Volume 16 (2011), Issue 1, Pages 27-32
http://dx.doi.org/10.1155/2011/856014
Original Article

Electronic Gaming as Pain Distraction

Eleanor Jameson, Judy Trevena, and Nic Swain

Department of Psychological Medicine, Dunedin School of Medicine, Dunedin, New Zealand

Copyright © 2011 Hindawi Publishing Corporation. This is an open access article distributed under the Creative Commons Attribution License, which permits unrestricted use, distribution, and reproduction in any medium, provided the original work is properly cited.

Abstract

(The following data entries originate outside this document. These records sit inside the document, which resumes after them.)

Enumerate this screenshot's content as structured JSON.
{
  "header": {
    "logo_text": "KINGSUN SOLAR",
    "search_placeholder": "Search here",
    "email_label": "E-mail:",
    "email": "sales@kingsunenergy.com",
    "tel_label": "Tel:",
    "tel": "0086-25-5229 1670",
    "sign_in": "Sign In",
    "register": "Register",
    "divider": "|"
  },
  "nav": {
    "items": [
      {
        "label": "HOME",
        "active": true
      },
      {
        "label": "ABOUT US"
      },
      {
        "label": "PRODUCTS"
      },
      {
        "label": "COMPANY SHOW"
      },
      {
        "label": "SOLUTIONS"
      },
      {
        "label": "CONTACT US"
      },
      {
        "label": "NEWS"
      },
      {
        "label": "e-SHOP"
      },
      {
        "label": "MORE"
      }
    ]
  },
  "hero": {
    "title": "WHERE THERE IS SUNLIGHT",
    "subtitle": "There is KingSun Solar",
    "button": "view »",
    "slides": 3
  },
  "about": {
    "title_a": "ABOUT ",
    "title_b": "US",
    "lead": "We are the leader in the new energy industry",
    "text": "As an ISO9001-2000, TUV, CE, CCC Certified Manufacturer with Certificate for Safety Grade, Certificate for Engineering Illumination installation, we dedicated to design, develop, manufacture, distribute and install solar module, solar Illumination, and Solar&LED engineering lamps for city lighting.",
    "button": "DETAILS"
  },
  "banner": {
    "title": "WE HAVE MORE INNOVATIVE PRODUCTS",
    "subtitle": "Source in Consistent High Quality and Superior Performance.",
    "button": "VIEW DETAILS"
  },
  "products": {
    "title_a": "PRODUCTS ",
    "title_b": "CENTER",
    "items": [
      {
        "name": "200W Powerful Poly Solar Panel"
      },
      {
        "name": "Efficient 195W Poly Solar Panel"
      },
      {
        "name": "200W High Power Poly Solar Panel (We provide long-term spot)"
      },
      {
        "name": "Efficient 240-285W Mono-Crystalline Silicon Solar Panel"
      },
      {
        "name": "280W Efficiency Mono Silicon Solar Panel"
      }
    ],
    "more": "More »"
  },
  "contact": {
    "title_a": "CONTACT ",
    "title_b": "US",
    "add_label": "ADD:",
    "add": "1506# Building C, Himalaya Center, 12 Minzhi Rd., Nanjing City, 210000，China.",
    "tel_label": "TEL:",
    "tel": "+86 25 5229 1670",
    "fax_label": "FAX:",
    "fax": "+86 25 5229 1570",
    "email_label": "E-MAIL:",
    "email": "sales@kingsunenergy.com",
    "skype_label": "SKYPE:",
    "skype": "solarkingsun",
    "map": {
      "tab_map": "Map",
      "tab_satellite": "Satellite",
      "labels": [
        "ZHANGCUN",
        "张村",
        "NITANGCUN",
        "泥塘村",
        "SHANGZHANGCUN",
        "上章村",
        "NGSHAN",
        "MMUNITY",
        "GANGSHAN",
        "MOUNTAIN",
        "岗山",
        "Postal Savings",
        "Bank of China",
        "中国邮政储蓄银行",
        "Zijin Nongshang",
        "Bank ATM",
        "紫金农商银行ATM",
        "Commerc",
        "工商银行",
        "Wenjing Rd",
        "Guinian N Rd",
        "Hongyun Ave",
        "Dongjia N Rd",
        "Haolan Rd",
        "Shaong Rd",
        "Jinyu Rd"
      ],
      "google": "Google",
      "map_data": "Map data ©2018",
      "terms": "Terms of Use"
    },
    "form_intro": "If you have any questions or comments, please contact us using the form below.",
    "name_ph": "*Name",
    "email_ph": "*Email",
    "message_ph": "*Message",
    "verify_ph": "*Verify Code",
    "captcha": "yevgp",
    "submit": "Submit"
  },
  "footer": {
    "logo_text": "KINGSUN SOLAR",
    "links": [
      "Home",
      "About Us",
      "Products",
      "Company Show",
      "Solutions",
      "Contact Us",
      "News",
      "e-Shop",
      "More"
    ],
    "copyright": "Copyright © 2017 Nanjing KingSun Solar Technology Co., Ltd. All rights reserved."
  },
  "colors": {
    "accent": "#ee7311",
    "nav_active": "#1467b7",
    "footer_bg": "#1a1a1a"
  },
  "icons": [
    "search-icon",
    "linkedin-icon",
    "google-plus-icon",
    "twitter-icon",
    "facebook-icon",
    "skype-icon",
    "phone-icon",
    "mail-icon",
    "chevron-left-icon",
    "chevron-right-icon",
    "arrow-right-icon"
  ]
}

The current study investigated whether active distraction reduces participants’ experience of pain more than passive distraction during a cold pressor task. In the first experiment, 60 participants were asked to submerge their hand in cold (2°C) water for as long as they could tolerate. They did this with no distraction, and then with active (electronic gaming system) and passive (television) distraction, in randomly assigned order. Tolerance time, pain intensity ratings and task absorption ratings were measured for each condition. A second experiment attempted to control for participants’ expectations about the effects of distraction on pain. Forty participants underwent the same experimental procedure, but were given verbal suggestions about the effects of distraction by the experimenter before each distraction condition. Participants in both experiments had a significantly higher pain tolerance and reported less pain with the active distraction compared with passive or no distraction. Participants reported being more absorbed, and were significantly more willing to do the task again when they had the active distraction compared with both passive distraction and no distraction. They also had more enjoyment, less anxiety and greater reduction in pain with active distraction than with passive distraction. There was no effect of suggestion. These experiments offer further support for the use of electronic games as a method of pain control.